Keegan Rosenberry (Philadelphia)
Alex Muyl (RBNY)
Jack Harrison (NYCFC)
Jonathan Campbell (Chicago)
Newcomer of the Year
Ronald Matarrita (NYCFC)
Ashley Cole (LA Galaxy)
Tim Howard (Colorado)
Nicolas Lodeiro (Seattle)
Jelle van Damme (LA Galaxy)
Luciano Acosta (DC United)
Ola Kamara (Columbus)
Shkelzen Gashi (Colorado)
Goalkeeper of the Year
Brian Rowe (LA Galaxy)
Andre Blake (Philadelphia)
David Bingham (San Jose)
Jake Gleeson (Portland)
Luis Robles (RBNY)
Coach of the Year
Patrick Vieira (NYCFC)
Jesse Marsch (RBNY)
Pablo Mastroeni (Colorado)
Oscar Pareja (Dallas)
Greg Vanney (Toronto)
Most Valuable Player
David Villa (NYCFC)
Sebastian Giovinco (Toronto)
Sacha Kljestan (RBNY)
Bradley Wright-Phillips (RBNY)
Ignacio Piatti (Montreal)
Osvaldo Alonso (Seattle)

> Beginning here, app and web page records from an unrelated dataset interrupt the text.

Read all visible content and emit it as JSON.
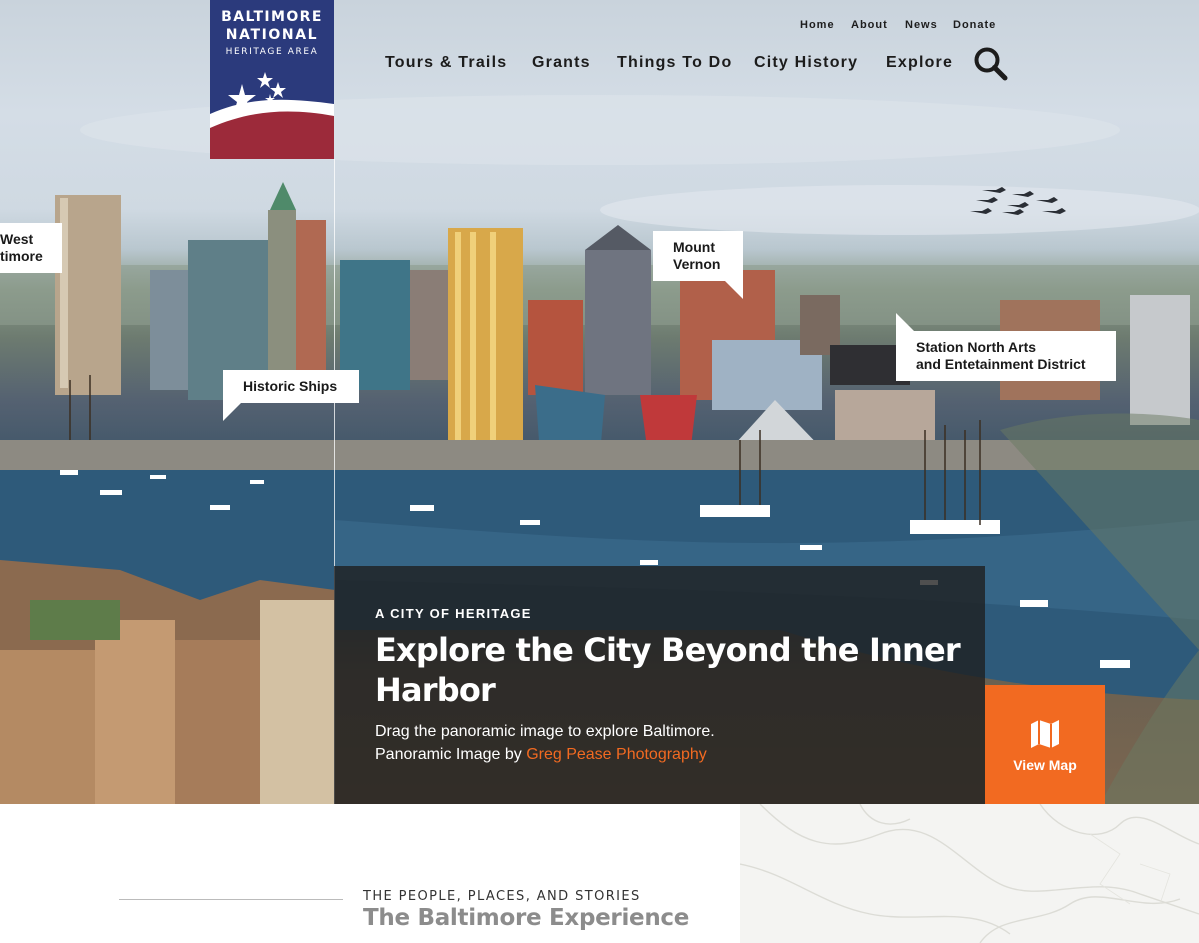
{
  "logo": {
    "line1": "BALTIMORE",
    "line2": "NATIONAL",
    "line3": "HERITAGE AREA"
  },
  "top_nav": [
    "Home",
    "About",
    "News",
    "Donate"
  ],
  "main_nav": [
    "Tours & Trails",
    "Grants",
    "Things To Do",
    "City History",
    "Explore"
  ],
  "map_labels": {
    "west": "West\ntimore",
    "historic_ships": "Historic Ships",
    "mount_vernon": "Mount\nVernon",
    "station_north": "Station North Arts\nand Entetainment District"
  },
  "hero": {
    "eyebrow": "A CITY OF HERITAGE",
    "headline": "Explore the City Beyond the Inner Harbor",
    "description": "Drag the panoramic image to explore Baltimore.",
    "credit_prefix": "Panoramic Image by ",
    "credit_link": "Greg Pease Photography",
    "view_map": "View Map"
  },
  "section": {
    "kicker": "THE PEOPLE, PLACES, AND STORIES",
    "title": "The Baltimore Experience"
  },
  "icons": [
    "search-icon",
    "map-icon",
    "stars-icon"
  ],
  "colors": {
    "logo_blue": "#2b3a7c",
    "logo_red": "#9c2a3a",
    "accent_orange": "#f26a21",
    "caption_bg": "#1e1e1e"
  }
}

Spain’s football federation has fined Valencia about $1600 for the water bottle tossed at celebrating Barcelona players on Saturday.
It’s also criticized Barca’s reaction to Neymar being hit with the water bottle.
[ MORE: Watch the incident here ]
Lionel Messi in particular flipped out at fans, who were furious after Barca scored a match-winning penalty and celebrated near the touch line.
From the BBC:
Spain’s football federation criticised the Barca players for their “exaggerated reaction” and for celebrating in front of home fans, but added “nothing justified” the reaction of the Valencia supporters.
There’s an easy joke to make about playacting/diving here, as Luis Suarez hits the deck despite not appearing to be hit.
But it’s critical to remember that these players at the moment don’t have any idea what’s happened, only that they’ve been hit. And Suarez is covering head, perhaps wondering what’s coming next. Neymar laying on the pitch for a while seems a bit overboard, but I don’t blame Messi nor his teammates for being furious with the supporters.
What do you make of it?